        Posted November 10, 2011 at 8:41 pm | Permalink

        Have to say that I’ve never come across the expression “beer house” before either, and it did take me a while to work out. I thought that it was one of the best, if a bit convoluted, clues.

  21. Franco
    Posted November 10, 2011 at 7:12 pm | Permalink

    Struggled today – but finally solved it. Favourite clue – 19d – a hidden clue (almost up there with the best of those from Virgilius – the Sunday Setter). Missed “concealed”.

    Didn’t Virgilius recently have a hidden clue, when the solution was “hidden”?

    I keep missing the obvious – e.g. every time you see Oxford – think “shoe”!

    Oh! Well! Onwards and upwards! Or maybe not! Thanks to all involved!!

    • Posted November 10, 2011 at 7:47 pm | Permalink

      Franco, also don’t forget that ULSTER is an overcoat – nothing to do with Northern Ireland and OXFORDS can be baggy trousers!

  22. After 10 pm
    Posted November 10, 2011 at 11:46 pm | Permalink

    Couldn’t finish this one – too hard for me and I needed Libellule’s help for several answers. I’ve not come across “Graft” meaning “Corruption” before and “Jolly” for RM is new to me also. I have heard of Lance Armstrong so I got that one without knowing why! It didn’t help when I put in “Andover” for 5a though getting 7d put me right.

  23. Carmen
    Posted November 11, 2011 at 2:04 pm | Permalink

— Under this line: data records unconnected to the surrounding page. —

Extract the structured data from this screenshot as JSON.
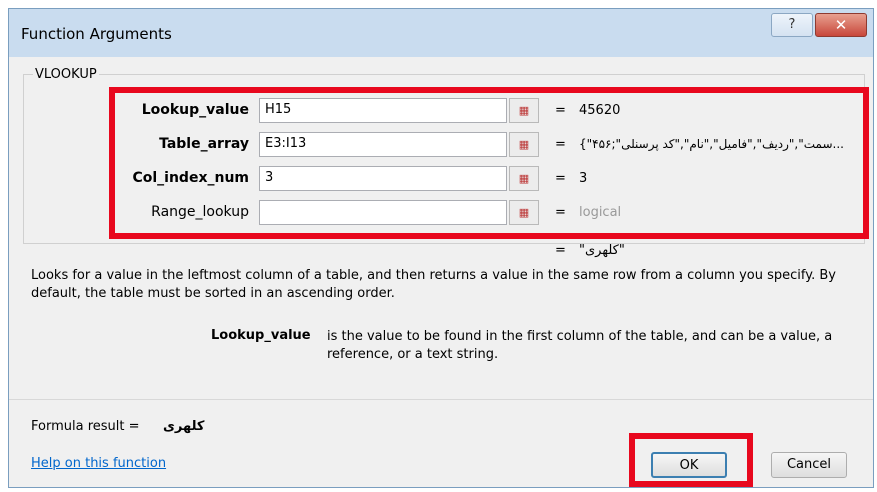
{
  "window": {
    "title": "Function Arguments",
    "help_glyph": "?",
    "close_glyph": "✕"
  },
  "function_name": "VLOOKUP",
  "arguments": [
    {
      "label": "Lookup_value",
      "value": "H15",
      "result": "45620",
      "bold": true
    },
    {
      "label": "Table_array",
      "value": "E3:I13",
      "result": "{\"۴۵۶;\"سمت\",\"ردیف\",\"فامیل\",\"نام\",\"کد پرسنلی...",
      "bold": true
    },
    {
      "label": "Col_index_num",
      "value": "3",
      "result": "3",
      "bold": true
    },
    {
      "label": "Range_lookup",
      "value": "",
      "result": "logical",
      "bold": false
    }
  ],
  "equals": "=",
  "overall_result": "\"کلهری\"",
  "description": "Looks for a value in the leftmost column of a table, and then returns a value in the same row from a column you specify. By default, the table must be sorted in an ascending order.",
  "arg_help": {
    "name": "Lookup_value",
    "text": "is the value to be found in the first column of the table, and can be a value, a reference, or a text string."
  },
  "formula_result": {
    "label": "Formula result =",
    "value": "کلهری"
  },
  "help_link": "Help on this function",
  "buttons": {
    "ok": "OK",
    "cancel": "Cancel"
  },
  "highlight_color": "#e8081e"
}
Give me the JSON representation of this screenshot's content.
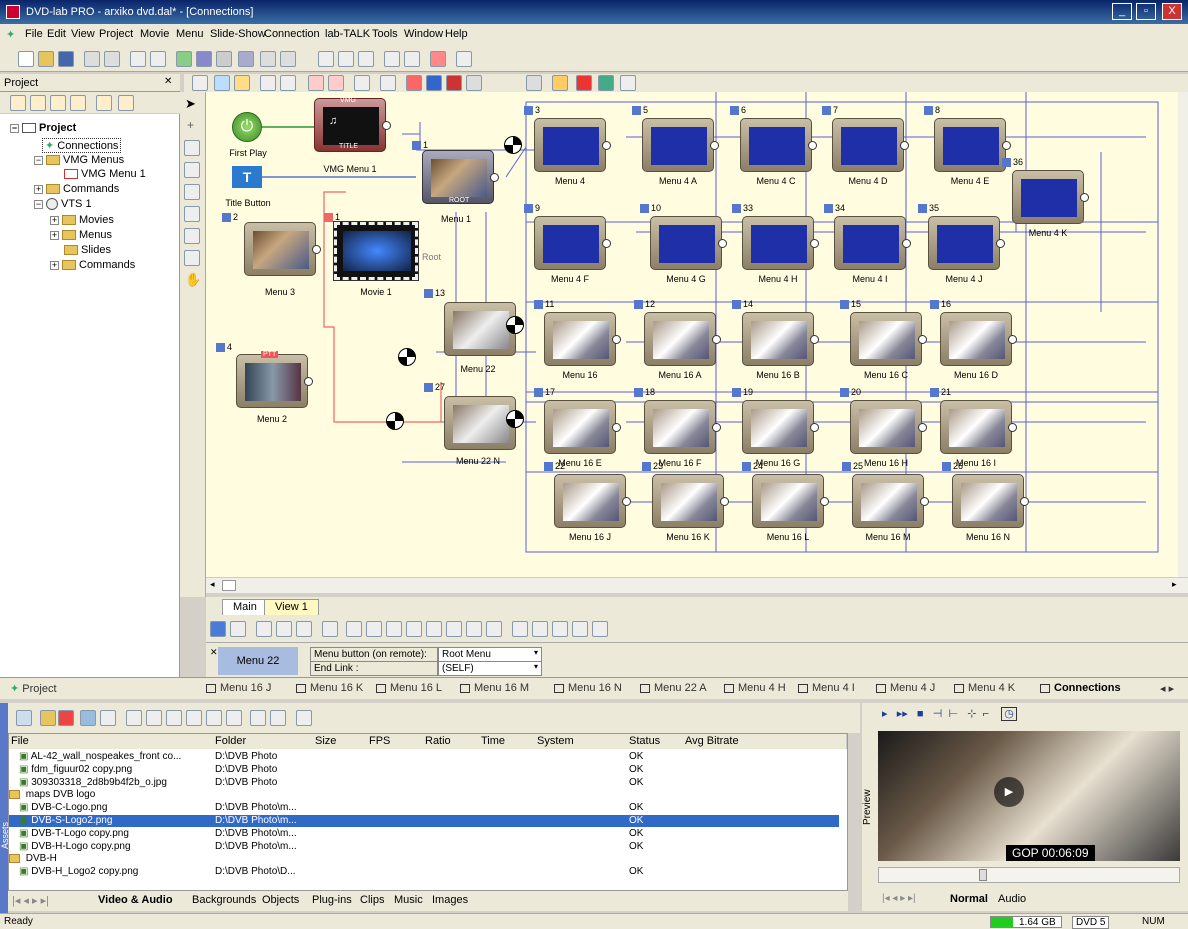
{
  "window": {
    "title": "DVD-lab PRO - arxiko dvd.dal* - [Connections]",
    "min": "_",
    "max": "▫",
    "close": "X"
  },
  "menu": [
    "File",
    "Edit",
    "View",
    "Project",
    "Movie",
    "Menu",
    "Slide-Show",
    "Connection",
    "lab-TALK",
    "Tools",
    "Window",
    "Help"
  ],
  "project": {
    "header": "Project",
    "tree": [
      "Project",
      "Connections",
      "VMG Menus",
      "VMG Menu 1",
      "Commands",
      "VTS 1",
      "Movies",
      "Menus",
      "Slides",
      "Commands"
    ]
  },
  "canvas": {
    "first_play": "First Play",
    "vmg_menu": "VMG Menu 1",
    "vmg_tag": "VMG",
    "title_tag": "TITLE",
    "title_button": "Title Button",
    "root_tag": "ROOT",
    "root_menu": "Menu 1",
    "root_label": "Root",
    "pttt_tag": "PTT",
    "nodes": [
      {
        "num": "3",
        "label": "Menu 4"
      },
      {
        "num": "5",
        "label": "Menu 4 A"
      },
      {
        "num": "6",
        "label": "Menu 4 C"
      },
      {
        "num": "7",
        "label": "Menu 4 D"
      },
      {
        "num": "8",
        "label": "Menu 4 E"
      },
      {
        "num": "9",
        "label": "Menu 4 F"
      },
      {
        "num": "10",
        "label": "Menu 4 G"
      },
      {
        "num": "33",
        "label": "Menu 4 H"
      },
      {
        "num": "34",
        "label": "Menu 4 I"
      },
      {
        "num": "35",
        "label": "Menu 4 J"
      },
      {
        "num": "36",
        "label": "Menu 4 K"
      },
      {
        "num": "11",
        "label": "Menu 16"
      },
      {
        "num": "12",
        "label": "Menu 16 A"
      },
      {
        "num": "14",
        "label": "Menu 16 B"
      },
      {
        "num": "15",
        "label": "Menu 16 C"
      },
      {
        "num": "16",
        "label": "Menu 16 D"
      },
      {
        "num": "17",
        "label": "Menu 16 E"
      },
      {
        "num": "18",
        "label": "Menu 16 F"
      },
      {
        "num": "19",
        "label": "Menu 16 G"
      },
      {
        "num": "20",
        "label": "Menu 16 H"
      },
      {
        "num": "21",
        "label": "Menu 16 I"
      },
      {
        "num": "22",
        "label": "Menu 16 J"
      },
      {
        "num": "23",
        "label": "Menu 16 K"
      },
      {
        "num": "24",
        "label": "Menu 16 L"
      },
      {
        "num": "25",
        "label": "Menu 16 M"
      },
      {
        "num": "26",
        "label": "Menu 16 N"
      },
      {
        "num": "2",
        "label": "Menu 3"
      },
      {
        "num": "1",
        "label": "Movie 1"
      },
      {
        "num": "4",
        "label": "Menu 2"
      },
      {
        "num": "13",
        "label": "Menu 22"
      },
      {
        "num": "27",
        "label": "Menu 22 N"
      }
    ]
  },
  "tabs": {
    "main": "Main",
    "view1": "View 1"
  },
  "props": {
    "selected": "Menu 22",
    "row1_label": "Menu button (on remote):",
    "row1_value": "Root Menu",
    "row2_label": "End Link :",
    "row2_value": "(SELF)"
  },
  "doc_tabs": [
    "Menu 16 J",
    "Menu 16 K",
    "Menu 16 L",
    "Menu 16 M",
    "Menu 16 N",
    "Menu 22 A",
    "Menu 4 H",
    "Menu 4 I",
    "Menu 4 J",
    "Menu 4 K",
    "Connections"
  ],
  "project_tab": "Project",
  "files": {
    "columns": [
      "File",
      "Folder",
      "Size",
      "FPS",
      "Ratio",
      "Time",
      "System",
      "Status",
      "Avg Bitrate"
    ],
    "rows": [
      {
        "file": "AL-42_wall_nospeakes_front co...",
        "folder": "D:\\DVB Photo",
        "status": "OK",
        "type": "img",
        "sel": false
      },
      {
        "file": "fdm_figuur02 copy.png",
        "folder": "D:\\DVB Photo",
        "status": "OK",
        "type": "img",
        "sel": false
      },
      {
        "file": "309303318_2d8b9b4f2b_o.jpg",
        "folder": "D:\\DVB Photo",
        "status": "OK",
        "type": "img",
        "sel": false
      },
      {
        "file": "maps DVB logo",
        "folder": "",
        "status": "",
        "type": "folder",
        "sel": false
      },
      {
        "file": "DVB-C-Logo.png",
        "folder": "D:\\DVB Photo\\m...",
        "status": "OK",
        "type": "img",
        "sel": false
      },
      {
        "file": "DVB-S-Logo2.png",
        "folder": "D:\\DVB Photo\\m...",
        "status": "OK",
        "type": "img",
        "sel": true
      },
      {
        "file": "DVB-T-Logo copy.png",
        "folder": "D:\\DVB Photo\\m...",
        "status": "OK",
        "type": "img",
        "sel": false
      },
      {
        "file": "DVB-H-Logo copy.png",
        "folder": "D:\\DVB Photo\\m...",
        "status": "OK",
        "type": "img",
        "sel": false
      },
      {
        "file": "DVB-H",
        "folder": "",
        "status": "",
        "type": "folder",
        "sel": false
      },
      {
        "file": "DVB-H_Logo2 copy.png",
        "folder": "D:\\DVB Photo\\D...",
        "status": "OK",
        "type": "img",
        "sel": false
      }
    ]
  },
  "asset_tabs": [
    "Video & Audio",
    "Backgrounds",
    "Objects",
    "Plug-ins",
    "Clips",
    "Music",
    "Images"
  ],
  "assets_side": "Assets",
  "preview": {
    "side": "Preview",
    "gop": "GOP 00:06:09",
    "tab_normal": "Normal",
    "tab_audio": "Audio"
  },
  "status": {
    "ready": "Ready",
    "disk": "1.64 GB",
    "disc": "DVD 5",
    "num": "NUM"
  },
  "colors": {
    "accent": "#3169c6",
    "canvas": "#fffce0",
    "link": "#5a62d8"
  }
}
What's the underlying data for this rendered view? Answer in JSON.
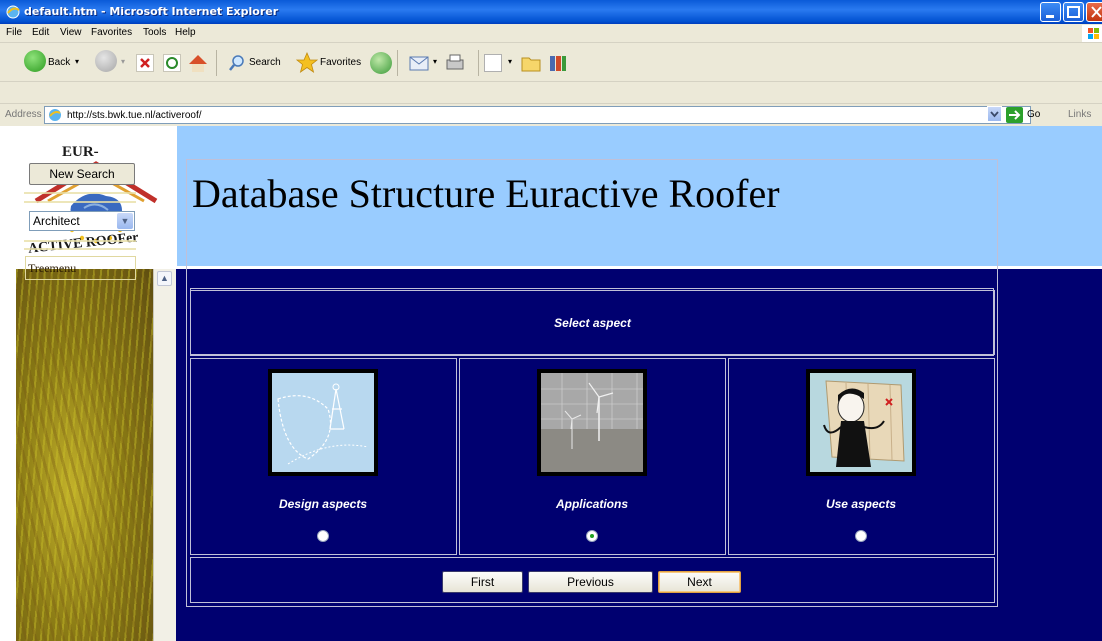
{
  "window": {
    "title": "default.htm - Microsoft Internet Explorer"
  },
  "menu": [
    "File",
    "Edit",
    "View",
    "Favorites",
    "Tools",
    "Help"
  ],
  "toolbar": {
    "back_label": "Back",
    "search_label": "Search",
    "favorites_label": "Favorites"
  },
  "address": {
    "label": "Address",
    "url": "http://sts.bwk.tue.nl/activeroof/",
    "go_label": "Go",
    "links_label": "Links"
  },
  "page": {
    "title": "Database Structure Euractive Roofer",
    "logo_top": "EUR-",
    "logo_bottom": "ACTIVE ROOFer"
  },
  "sidebar": {
    "new_search_label": "New Search",
    "role_selected": "Architect",
    "treemenu_label": "Treemenu"
  },
  "main": {
    "heading": "Select aspect",
    "aspects": [
      {
        "label": "Design aspects",
        "icon": "design-drawing-icon",
        "selected": false
      },
      {
        "label": "Applications",
        "icon": "wind-turbine-photo-icon",
        "selected": true
      },
      {
        "label": "Use aspects",
        "icon": "person-with-map-icon",
        "selected": false
      }
    ],
    "buttons": {
      "first": "First",
      "previous": "Previous",
      "next": "Next"
    }
  },
  "colors": {
    "title_bar": "#0a5ad8",
    "page_background": "#000070",
    "header_background": "#99ccff"
  }
}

    It was 17d that caused a hiccup for us. We got STRIDENT, but never having come across the term STRIDE in connection with jazz, we didn’t know why!

  24. TimCypher
    Posted November 15, 2011 at 2:59 am | Permalink

    I walked into this one expecting it to be quite tricky, but it wasn’t too bad…
    5a was my first in; 1a the last in (never heard of that word). The eskimo language one was also a guess, and I’d not heard of the jazz piano term either – gofer/runner was lost on me too.
    I agree that the wordplay was probably a little ‘over-engineered’ in places (there is a regular Mysteron setter who does that, isn’t there?), but it wasn’t too obscure, which I appreciated.
    Thanks to Libellule for providing the answer to 1a! :)